(Data entries)
>>>

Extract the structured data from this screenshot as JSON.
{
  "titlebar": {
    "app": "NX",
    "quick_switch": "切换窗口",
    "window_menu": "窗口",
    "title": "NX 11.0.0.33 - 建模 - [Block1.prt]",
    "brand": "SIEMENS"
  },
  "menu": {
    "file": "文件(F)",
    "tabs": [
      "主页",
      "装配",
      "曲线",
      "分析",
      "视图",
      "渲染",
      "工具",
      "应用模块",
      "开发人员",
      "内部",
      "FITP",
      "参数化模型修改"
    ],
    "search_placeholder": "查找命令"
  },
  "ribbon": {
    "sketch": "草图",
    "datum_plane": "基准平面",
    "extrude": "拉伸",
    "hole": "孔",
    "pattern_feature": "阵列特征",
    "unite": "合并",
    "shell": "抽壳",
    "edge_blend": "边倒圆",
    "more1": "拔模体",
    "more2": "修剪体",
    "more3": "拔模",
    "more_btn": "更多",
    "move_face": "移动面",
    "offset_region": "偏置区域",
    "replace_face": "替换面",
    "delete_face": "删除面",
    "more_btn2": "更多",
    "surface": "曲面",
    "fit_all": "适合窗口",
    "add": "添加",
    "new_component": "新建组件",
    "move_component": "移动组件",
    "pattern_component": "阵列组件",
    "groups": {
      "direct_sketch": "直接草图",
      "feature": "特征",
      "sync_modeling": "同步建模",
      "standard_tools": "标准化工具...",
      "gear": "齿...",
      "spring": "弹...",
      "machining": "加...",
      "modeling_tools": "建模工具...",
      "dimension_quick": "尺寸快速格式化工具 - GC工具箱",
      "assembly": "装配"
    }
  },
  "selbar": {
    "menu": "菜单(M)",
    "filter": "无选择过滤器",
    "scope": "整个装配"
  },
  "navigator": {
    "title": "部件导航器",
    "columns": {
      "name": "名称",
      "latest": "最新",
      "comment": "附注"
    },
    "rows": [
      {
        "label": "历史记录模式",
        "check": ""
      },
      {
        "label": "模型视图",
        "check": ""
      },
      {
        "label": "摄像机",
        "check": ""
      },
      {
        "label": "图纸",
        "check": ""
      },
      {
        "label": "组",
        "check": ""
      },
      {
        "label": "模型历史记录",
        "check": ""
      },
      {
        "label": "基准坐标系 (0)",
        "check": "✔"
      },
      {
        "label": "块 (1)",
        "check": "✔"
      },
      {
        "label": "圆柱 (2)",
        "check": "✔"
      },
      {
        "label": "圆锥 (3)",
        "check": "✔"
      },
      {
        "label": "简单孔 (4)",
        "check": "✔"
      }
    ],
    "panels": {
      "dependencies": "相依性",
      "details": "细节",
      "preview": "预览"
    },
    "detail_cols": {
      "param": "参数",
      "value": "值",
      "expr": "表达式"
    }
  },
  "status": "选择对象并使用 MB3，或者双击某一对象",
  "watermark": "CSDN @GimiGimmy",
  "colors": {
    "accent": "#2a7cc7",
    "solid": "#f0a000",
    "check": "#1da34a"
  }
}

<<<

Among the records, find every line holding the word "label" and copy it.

EXERCISE SOLUTION:
        "label": "历史记录模式",
        "label": "模型视图",
        "label": "摄像机",
        "label": "图纸",
        "label": "组",
        "label": "模型历史记录",
        "label": "基准坐标系 (0)",
        "label": "块 (1)",
        "label": "圆柱 (2)",
        "label": "圆锥 (3)",
        "label": "简单孔 (4)",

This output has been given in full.